The image quality from the Sony A7r Mk II is incredible. I expected it to perform worse at the high ISOs, but better in the dynamic range. Unfortunately, my dream of getting more information out of the highlights isn’t as close as I’d like it to be. It’s good–and you can still get lots from the highlights, but more would be better.
As far as color depth goes, there is lots of wiggle room. The image above of Bec is a shot from a specific session we did and in that photo we pretty much got the exposure correct the first time. As you’ll see there, much more can be done and for what it’s worth, the sensor output performs best with the Zeiss Batis lenses.
Then there is the high ISO output–and it’s significantly better than I anticipated.
RAW File Versatility
Here’s the original image that I shot of Bec. It’s overexposed quite a bit and I was using this to get my framing and exposure right the first time around.
This is what I was able to salvage from the shot. I would’ve loved to have recovered more details from the sky, but it just wasn’t possible no matter how hard I tried. However, the rest is very usable. By working with specific color channels combined with editing the highlights and shadows individually, we were able to create a very equalized photo.
While I’ve got that small qualm about the highlights in the sky, I was still very much able to get lots of the details back in the buildings.
High ISO Output
At ISO 12,800 I totally wasn’t expecting the results to be this good. This image isn’t the original–it’s editing for white balance, sharpening and noise reduction. But very little was done and we were still able to get lots of detail from the scene.
Here’s another result at ISO 12,800–not bad at all. Consider the fact that this is a 42MP full frame sensor–I’m amazed that it can do this. While it isn’t the A7s, it’s still very good.
At ISO 102,400 the files are much muddier though I would expect them to be even worse right out of the camera. With some editing they can be fixed and usable on the web.

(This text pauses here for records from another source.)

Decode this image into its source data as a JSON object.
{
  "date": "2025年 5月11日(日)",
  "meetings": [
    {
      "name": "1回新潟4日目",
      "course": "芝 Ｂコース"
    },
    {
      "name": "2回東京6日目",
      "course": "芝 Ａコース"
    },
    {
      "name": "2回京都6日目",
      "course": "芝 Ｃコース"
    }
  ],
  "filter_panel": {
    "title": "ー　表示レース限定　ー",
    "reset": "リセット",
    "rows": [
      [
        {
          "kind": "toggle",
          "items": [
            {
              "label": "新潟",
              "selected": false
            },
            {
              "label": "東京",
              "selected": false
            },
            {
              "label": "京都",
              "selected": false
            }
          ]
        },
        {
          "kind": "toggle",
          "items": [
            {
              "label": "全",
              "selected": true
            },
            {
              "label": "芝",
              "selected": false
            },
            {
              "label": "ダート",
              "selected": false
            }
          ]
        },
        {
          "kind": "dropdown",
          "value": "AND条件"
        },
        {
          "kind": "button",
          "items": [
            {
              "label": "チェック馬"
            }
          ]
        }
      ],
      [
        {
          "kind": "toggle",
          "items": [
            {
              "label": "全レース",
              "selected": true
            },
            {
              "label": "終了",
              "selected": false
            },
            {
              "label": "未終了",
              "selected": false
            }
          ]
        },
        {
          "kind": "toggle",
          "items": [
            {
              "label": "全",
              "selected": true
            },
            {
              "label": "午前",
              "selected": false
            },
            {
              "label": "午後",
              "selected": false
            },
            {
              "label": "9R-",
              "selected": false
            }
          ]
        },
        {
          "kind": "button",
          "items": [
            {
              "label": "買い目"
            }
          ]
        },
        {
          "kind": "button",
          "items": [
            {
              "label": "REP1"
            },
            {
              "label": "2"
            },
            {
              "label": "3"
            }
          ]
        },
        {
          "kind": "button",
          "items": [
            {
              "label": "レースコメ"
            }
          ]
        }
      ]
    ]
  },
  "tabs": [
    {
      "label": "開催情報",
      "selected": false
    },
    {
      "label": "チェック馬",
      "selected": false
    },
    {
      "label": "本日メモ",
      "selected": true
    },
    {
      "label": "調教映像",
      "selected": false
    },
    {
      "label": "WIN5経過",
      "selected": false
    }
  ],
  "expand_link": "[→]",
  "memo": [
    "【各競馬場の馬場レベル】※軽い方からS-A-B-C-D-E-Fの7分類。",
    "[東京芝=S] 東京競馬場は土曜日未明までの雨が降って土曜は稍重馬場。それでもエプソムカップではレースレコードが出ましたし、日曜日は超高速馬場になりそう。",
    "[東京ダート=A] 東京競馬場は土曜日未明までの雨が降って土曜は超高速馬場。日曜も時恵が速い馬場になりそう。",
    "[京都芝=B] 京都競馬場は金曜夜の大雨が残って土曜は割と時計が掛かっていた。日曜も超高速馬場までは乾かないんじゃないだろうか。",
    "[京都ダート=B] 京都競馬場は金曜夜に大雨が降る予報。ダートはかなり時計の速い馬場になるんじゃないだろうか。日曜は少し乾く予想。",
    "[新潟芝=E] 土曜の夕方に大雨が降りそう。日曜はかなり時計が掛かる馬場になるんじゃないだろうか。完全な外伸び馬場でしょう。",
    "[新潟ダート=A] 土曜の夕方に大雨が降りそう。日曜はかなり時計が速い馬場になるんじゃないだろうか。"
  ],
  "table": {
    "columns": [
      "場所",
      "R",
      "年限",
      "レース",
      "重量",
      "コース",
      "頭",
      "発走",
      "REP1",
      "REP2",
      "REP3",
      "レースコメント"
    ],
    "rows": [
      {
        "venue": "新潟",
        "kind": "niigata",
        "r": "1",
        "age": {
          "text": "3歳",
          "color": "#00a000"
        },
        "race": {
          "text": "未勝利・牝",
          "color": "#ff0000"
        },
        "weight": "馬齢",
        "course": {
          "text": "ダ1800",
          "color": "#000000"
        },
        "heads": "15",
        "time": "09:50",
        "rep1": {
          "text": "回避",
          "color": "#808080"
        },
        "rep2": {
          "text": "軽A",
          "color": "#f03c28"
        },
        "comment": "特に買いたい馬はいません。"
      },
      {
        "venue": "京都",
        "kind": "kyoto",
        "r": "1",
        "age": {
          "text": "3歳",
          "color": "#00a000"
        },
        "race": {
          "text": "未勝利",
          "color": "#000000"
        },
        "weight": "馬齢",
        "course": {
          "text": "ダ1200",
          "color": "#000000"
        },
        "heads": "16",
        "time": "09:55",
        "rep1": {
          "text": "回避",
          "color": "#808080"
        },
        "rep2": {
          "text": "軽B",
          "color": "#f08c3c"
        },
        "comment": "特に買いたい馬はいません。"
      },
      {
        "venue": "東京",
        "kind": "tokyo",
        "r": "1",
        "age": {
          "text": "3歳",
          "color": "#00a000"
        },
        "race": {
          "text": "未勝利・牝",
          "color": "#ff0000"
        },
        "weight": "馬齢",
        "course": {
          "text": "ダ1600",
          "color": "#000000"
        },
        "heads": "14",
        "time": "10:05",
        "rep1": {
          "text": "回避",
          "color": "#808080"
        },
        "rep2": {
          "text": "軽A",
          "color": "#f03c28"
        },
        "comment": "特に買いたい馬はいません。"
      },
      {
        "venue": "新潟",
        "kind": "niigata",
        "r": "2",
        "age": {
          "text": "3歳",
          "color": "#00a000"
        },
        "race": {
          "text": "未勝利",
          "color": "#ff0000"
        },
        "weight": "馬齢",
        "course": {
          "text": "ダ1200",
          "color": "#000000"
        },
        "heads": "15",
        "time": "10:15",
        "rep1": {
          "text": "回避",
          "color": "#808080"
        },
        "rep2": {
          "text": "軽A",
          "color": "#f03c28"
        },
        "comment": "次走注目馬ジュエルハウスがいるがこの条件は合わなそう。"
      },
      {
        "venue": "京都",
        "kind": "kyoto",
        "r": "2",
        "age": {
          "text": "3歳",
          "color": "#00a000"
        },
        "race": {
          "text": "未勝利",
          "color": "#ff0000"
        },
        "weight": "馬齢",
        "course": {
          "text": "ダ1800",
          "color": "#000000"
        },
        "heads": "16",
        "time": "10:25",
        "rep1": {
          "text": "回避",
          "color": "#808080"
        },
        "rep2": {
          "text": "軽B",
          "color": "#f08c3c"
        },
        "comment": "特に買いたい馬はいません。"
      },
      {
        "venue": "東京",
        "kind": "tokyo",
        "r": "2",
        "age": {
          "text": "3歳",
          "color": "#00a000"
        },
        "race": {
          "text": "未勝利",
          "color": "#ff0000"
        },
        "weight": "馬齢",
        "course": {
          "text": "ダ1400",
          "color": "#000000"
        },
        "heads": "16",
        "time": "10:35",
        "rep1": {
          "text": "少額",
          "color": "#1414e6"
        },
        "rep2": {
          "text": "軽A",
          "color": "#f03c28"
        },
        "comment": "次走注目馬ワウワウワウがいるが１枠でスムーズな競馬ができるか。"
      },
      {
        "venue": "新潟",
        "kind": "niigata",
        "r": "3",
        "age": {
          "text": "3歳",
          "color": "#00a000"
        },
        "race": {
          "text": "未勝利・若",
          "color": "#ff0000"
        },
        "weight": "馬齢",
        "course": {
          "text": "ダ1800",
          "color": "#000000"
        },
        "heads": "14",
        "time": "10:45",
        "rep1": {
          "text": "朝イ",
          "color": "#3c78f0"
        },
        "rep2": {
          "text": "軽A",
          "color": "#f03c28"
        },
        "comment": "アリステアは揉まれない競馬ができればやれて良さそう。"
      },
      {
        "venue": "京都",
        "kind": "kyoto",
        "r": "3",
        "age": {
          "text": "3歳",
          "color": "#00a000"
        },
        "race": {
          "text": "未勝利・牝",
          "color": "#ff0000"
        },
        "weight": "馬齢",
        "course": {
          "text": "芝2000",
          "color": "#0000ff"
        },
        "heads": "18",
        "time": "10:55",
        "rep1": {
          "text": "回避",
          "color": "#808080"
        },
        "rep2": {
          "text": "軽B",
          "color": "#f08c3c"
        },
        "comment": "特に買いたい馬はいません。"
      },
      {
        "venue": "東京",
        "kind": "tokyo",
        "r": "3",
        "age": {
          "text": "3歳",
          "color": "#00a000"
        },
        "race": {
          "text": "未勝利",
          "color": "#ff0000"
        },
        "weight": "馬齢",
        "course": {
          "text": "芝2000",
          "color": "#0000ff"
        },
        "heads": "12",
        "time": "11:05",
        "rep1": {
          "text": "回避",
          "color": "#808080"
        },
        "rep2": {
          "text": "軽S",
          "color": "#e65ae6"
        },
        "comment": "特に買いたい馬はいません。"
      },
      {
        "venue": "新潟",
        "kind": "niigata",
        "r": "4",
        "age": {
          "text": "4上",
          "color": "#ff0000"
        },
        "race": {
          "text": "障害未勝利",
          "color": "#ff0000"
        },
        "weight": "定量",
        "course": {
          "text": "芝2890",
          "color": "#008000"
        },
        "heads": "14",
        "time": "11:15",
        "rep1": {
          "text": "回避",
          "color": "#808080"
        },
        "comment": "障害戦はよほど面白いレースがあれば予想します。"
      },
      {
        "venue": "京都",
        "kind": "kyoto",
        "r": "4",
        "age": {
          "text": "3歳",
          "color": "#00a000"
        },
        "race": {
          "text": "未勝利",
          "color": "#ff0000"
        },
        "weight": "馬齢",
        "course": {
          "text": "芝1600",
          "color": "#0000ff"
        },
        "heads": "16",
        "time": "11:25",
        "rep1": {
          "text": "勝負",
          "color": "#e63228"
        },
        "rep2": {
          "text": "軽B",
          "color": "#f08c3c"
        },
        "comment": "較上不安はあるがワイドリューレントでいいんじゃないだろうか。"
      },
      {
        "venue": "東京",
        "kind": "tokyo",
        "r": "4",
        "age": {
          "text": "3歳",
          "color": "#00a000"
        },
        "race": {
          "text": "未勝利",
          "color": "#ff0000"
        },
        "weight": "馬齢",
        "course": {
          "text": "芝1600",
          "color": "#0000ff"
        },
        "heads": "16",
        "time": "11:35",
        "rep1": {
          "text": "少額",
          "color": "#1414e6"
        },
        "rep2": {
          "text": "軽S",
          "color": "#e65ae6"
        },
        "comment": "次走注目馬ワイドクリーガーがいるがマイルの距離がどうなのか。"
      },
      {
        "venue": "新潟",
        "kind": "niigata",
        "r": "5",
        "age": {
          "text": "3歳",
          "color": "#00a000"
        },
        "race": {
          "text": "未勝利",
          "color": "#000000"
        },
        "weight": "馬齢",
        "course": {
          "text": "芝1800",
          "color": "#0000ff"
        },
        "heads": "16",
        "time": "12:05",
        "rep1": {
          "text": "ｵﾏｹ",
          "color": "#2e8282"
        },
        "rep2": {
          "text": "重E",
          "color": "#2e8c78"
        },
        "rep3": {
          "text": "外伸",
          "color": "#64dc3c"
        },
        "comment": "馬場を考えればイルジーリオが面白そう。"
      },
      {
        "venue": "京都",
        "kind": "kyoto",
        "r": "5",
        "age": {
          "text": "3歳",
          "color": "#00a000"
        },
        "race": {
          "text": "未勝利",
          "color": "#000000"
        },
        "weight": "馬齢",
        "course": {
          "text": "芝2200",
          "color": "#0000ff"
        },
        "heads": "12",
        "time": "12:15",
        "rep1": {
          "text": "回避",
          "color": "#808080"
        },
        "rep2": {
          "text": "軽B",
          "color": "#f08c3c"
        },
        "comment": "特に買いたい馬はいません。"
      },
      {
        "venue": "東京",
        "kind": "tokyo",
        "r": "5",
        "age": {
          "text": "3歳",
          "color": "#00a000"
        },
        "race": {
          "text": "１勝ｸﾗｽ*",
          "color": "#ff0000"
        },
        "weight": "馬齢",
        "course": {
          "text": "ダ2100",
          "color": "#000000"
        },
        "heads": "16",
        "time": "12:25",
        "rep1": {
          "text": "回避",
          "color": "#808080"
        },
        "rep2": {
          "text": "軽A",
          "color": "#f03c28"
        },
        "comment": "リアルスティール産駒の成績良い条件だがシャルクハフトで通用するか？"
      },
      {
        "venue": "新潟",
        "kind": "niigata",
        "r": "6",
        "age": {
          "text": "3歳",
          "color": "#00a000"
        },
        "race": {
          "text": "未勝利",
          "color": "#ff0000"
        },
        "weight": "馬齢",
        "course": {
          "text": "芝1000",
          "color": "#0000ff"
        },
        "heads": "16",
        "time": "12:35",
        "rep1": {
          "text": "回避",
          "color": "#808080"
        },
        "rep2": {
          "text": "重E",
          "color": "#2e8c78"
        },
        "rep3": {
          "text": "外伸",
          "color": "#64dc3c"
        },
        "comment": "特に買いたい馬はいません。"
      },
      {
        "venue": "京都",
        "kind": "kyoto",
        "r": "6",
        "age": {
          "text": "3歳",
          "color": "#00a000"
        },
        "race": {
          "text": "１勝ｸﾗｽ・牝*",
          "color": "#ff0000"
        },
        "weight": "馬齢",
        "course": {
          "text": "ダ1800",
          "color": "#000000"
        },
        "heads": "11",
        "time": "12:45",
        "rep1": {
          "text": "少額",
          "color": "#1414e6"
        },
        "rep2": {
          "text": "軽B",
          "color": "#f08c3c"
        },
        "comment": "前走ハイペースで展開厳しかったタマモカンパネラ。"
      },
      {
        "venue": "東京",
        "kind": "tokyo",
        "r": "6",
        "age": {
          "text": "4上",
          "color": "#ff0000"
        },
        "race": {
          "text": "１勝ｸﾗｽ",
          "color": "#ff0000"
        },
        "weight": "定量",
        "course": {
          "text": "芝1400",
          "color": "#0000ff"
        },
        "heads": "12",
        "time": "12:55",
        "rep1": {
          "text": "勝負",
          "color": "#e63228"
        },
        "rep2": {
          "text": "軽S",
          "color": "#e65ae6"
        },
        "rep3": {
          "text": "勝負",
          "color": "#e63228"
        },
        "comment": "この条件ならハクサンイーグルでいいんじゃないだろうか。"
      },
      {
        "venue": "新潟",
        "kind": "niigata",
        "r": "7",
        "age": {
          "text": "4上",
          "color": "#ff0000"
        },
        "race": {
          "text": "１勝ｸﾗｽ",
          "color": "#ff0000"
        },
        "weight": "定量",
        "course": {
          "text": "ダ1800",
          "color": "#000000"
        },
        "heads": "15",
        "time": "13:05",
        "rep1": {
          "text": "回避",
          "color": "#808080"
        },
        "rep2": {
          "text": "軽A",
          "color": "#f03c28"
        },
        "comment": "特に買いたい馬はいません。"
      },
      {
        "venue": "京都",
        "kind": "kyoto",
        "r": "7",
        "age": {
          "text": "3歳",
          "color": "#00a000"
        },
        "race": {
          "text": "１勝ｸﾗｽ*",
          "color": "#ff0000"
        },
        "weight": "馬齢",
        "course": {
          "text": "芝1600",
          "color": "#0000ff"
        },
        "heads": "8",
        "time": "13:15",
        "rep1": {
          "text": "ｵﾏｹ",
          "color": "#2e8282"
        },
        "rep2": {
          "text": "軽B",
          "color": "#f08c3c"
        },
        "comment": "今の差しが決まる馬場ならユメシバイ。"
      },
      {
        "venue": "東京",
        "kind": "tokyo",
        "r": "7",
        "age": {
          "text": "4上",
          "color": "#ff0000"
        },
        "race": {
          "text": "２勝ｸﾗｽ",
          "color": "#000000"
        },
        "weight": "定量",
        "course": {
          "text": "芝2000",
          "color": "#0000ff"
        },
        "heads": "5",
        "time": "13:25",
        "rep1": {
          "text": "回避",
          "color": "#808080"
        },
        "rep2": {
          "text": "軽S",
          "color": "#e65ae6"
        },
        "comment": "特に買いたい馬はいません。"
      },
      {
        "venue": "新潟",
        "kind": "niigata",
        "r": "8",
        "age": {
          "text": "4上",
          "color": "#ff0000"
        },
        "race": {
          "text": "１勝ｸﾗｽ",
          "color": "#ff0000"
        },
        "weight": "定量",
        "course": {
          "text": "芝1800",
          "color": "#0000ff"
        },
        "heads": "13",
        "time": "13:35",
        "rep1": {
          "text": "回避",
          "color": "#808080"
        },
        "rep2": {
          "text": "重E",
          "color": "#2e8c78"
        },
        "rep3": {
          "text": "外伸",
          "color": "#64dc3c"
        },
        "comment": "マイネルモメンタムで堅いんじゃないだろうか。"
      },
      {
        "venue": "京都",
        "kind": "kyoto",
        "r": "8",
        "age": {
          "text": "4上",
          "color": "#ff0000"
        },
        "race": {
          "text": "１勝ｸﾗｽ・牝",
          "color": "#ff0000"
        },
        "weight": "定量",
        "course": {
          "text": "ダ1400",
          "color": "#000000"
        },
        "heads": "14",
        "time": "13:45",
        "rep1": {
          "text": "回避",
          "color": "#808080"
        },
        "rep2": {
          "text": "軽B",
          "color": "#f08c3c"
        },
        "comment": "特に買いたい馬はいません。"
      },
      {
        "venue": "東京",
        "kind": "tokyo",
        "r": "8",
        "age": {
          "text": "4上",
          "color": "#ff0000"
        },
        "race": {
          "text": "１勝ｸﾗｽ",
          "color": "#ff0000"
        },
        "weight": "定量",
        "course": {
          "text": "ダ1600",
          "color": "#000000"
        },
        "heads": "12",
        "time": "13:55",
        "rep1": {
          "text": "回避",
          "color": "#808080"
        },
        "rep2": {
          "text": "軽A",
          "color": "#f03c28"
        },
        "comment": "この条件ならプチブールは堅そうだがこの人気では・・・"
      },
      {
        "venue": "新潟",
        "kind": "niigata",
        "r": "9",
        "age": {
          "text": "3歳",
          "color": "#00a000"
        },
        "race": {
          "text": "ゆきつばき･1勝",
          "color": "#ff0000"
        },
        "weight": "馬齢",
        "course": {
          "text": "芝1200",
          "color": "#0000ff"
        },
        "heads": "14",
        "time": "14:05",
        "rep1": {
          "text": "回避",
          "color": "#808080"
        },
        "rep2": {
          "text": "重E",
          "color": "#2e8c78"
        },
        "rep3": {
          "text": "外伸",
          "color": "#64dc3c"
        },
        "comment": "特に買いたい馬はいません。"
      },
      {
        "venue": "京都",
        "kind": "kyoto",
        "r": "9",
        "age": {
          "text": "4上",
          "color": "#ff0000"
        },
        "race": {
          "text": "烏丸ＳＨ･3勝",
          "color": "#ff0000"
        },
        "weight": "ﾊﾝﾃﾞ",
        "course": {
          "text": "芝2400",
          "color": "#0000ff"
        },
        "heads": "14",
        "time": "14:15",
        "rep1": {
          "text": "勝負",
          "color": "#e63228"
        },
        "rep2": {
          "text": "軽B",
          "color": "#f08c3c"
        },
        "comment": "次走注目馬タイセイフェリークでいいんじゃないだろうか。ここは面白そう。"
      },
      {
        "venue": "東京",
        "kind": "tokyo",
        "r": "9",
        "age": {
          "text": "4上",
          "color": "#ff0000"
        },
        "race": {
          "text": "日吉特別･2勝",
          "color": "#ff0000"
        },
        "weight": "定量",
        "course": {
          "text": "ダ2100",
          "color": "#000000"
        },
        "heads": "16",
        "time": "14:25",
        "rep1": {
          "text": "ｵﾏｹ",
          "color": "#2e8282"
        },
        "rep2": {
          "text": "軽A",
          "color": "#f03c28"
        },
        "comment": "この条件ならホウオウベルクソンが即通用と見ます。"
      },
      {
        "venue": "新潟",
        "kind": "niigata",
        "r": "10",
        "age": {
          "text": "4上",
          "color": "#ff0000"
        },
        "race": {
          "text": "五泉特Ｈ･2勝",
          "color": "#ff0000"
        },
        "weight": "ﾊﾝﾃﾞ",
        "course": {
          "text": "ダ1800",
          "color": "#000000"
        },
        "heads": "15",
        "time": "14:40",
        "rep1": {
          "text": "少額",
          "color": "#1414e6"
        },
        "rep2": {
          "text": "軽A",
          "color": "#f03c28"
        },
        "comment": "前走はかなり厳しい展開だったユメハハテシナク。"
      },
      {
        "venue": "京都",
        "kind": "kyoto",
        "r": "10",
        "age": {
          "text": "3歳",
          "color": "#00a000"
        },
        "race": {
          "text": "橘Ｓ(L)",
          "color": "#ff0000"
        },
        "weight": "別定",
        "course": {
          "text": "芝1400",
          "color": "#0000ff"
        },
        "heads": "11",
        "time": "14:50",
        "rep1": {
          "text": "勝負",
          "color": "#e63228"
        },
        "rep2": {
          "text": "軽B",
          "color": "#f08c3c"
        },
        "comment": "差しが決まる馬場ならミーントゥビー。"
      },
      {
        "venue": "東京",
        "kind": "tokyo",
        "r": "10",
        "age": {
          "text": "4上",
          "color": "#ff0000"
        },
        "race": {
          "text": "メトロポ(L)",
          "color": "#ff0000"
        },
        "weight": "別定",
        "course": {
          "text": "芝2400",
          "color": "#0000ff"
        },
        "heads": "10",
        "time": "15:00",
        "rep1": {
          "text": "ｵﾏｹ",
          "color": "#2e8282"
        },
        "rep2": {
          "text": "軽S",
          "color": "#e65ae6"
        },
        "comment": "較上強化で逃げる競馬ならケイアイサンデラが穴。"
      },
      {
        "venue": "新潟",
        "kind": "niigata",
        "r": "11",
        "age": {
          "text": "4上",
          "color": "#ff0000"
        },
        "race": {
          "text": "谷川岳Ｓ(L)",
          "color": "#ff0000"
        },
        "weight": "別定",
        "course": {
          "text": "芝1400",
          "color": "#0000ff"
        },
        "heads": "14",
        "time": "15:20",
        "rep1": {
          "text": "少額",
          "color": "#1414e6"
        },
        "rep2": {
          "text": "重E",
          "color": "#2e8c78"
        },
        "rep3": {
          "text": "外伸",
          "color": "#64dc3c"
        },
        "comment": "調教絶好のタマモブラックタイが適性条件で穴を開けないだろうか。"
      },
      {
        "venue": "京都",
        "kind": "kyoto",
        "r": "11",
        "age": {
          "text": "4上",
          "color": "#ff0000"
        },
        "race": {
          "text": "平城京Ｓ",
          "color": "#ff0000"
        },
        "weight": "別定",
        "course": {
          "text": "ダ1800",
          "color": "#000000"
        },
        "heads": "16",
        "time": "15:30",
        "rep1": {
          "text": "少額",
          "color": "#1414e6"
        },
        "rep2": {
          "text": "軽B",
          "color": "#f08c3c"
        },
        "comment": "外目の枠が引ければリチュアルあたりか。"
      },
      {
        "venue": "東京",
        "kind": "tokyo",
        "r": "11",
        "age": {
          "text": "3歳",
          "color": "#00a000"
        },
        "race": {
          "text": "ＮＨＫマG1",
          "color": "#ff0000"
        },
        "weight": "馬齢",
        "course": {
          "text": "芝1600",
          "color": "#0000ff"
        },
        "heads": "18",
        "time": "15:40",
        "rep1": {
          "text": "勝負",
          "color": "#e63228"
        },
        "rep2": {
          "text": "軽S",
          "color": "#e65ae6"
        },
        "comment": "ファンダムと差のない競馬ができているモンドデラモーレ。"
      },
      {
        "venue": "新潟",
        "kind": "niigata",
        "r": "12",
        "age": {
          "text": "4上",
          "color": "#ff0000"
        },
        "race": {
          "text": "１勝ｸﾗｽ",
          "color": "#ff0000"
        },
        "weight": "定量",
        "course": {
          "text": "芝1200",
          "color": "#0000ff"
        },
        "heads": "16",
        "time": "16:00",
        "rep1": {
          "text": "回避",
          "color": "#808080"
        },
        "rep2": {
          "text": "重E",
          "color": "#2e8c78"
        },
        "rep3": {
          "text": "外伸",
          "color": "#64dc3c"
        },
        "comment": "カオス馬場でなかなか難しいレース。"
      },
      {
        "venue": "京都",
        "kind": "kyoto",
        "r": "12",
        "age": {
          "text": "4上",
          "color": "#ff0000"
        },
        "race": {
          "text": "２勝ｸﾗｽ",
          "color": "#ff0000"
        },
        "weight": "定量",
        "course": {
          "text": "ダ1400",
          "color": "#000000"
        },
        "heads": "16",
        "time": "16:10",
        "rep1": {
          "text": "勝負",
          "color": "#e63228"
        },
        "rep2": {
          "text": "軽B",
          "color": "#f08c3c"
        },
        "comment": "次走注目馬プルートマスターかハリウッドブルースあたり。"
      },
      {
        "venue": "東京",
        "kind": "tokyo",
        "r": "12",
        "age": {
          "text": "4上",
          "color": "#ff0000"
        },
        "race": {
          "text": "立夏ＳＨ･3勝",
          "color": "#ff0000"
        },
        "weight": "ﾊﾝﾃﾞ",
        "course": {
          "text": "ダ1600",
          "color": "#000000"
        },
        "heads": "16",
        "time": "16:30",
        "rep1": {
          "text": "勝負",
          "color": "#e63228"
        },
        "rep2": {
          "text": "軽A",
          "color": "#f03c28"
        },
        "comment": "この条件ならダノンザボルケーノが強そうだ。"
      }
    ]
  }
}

Here is the sample file with some editing and noise reduction applied.
Extra Image Samples
- Nice feel to the body, though I want something a bit more retro and more dials
- Class leading image quality
- Solid autofocus performance
- Lots of RAW file versatility though I want more
- Excellent high ISO performance
- I want much more weather sealing
- Give me a quicker way to select the AF point
- A tilting screen that tilts all the way down would be very nice
The Sony A7r Mk II deserves absolutely nothing else but the site’s Editor’s Choice rating. It amazed in the high ISO results and even though we expected more with RAW file versatility, it still is rather impressive. When it comes to image quality, it puts the Canon 5Ds to shame. Beyond this, there is the spot on AF system, WiFi/NFC, 4K video, 5 fps, and a great overall experience when it comes to shooting. And again–it puts a DSLR to shame as well as other focusing systems. To be fair, the Micro Four Thirds system is still the fastest, but they’re also using a sensor with a 2x crop factor.
However, the Sony A7r MK II can be improved even more. If the company added legitimate weather sealing, more directional control with AF point selection, and changed the way that the screen flipped it would be the best camera in its class. With that said, the Sony A7r MK II is the closest thing there is to the best camera on the market for those who need it. It may be overkill for many, but for those that need it you’ll be very happy with your purchase.
Recommended Lenses and Accessories
Zeiss 25mm f2 Batis: The single best color rendition of any Sony FE mount lens out there comes from this lens.
Zeiss 85mm f1.8 Batis: The best portrait lens you can get your hands on right now for Sony’s FE mount is this one. You won’t look back.
Sony Zeiss 35mm f1.4: Almost as great as Sigma’s 35mm f1.4; seriously one of our favorite lenses.
Sony Zeiss 55mm f1.8: If you’re looking for your 50mm equivalent, this is the best you’re going to get at the price.
Sony 16-35mm f4: Want a wide-angle zoom lens? Look no further (or closer) than this one.